Updated Apr 29, 2015 06:31pm

Nusrat Mangan (Present IG Prisons) believed that colours could harness the untamed characters in prison and started a ‘Fine Arts School’ in the central jail of Karachi in 2007.

Since its inception, numerous renowned artists have been visiting the school to contribute and share their knowledge with the inmates.

Sikandar Jogi, a resident of a village situated near historical Mohenjo Daro, Larkana, was hired as a full time teacher and has taught over 500 prisoners since the school's foundation.

“I was in need of a job and Nusrat Mangan was looking for an art teacher to teach the prisoners. Initially, I got terrified when I entered and saw prisoners with big beards and moustaches, but when one of those prisoners recited a couplet from Faiz’s poetry; I realized they were normal, (essentially) innocent and good people.”

In 2009, Mangan organized the first exposition in the history of Pakistan of the work done by prisoners in jail.

At that time, the French Council General Pierre Seillan readily bought a painting and hung it in his office throughout his tenure in Karachi. He noticed that only a handful of people visited the exhibition in prison due to security threats.

Seillan then offered to hold a two-day display at Alliance Francaise which proved to be successful and was followed by many other exhibitions at prestigious galleries.

Presently, various released students have pursued careers as artists. In fact, one student named Imran, who was accused of murder and spent seven years in jail, studied art for two years and was later granted a scholarship by an art institute in the UK on the basis of the métier he had learnt in jail.

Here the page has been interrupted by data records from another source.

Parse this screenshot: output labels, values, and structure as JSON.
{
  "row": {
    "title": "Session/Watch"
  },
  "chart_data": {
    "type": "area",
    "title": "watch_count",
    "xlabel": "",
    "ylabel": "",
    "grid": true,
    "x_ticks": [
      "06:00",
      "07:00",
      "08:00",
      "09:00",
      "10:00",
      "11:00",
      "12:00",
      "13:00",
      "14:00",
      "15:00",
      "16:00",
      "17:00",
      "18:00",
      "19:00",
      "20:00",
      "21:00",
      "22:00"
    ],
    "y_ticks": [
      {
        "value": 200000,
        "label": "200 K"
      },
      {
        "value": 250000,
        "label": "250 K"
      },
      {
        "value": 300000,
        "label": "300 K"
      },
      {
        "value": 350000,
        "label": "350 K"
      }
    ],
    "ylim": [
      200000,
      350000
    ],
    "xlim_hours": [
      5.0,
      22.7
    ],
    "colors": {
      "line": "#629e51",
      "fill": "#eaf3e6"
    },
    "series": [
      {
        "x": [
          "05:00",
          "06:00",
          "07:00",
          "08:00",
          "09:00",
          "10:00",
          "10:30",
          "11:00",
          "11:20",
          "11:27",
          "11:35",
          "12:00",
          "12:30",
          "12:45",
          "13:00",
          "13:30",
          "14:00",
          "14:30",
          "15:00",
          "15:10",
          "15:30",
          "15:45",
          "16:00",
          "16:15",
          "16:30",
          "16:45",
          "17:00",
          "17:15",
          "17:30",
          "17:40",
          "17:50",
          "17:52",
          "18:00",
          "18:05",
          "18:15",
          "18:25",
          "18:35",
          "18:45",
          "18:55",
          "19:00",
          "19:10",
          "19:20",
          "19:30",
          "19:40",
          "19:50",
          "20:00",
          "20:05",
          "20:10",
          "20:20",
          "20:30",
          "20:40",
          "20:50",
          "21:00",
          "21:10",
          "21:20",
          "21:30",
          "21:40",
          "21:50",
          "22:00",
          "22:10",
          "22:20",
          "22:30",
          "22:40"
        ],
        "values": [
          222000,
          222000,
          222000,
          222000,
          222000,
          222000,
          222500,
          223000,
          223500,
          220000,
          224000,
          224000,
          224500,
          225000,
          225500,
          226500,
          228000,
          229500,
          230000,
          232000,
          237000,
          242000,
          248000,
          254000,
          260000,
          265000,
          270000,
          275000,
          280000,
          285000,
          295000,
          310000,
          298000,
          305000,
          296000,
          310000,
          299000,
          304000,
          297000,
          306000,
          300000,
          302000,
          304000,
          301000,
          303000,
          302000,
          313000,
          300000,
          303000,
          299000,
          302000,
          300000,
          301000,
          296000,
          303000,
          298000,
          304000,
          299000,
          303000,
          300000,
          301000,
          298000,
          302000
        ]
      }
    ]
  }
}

The exhibition will run until March 28, 2013 at Alliance Francaise, Karachi, with the artists' works on sale at affordable prices. All proceeds from sales will go to the incarcerated artists. — Photos and Text by Shameen Khan/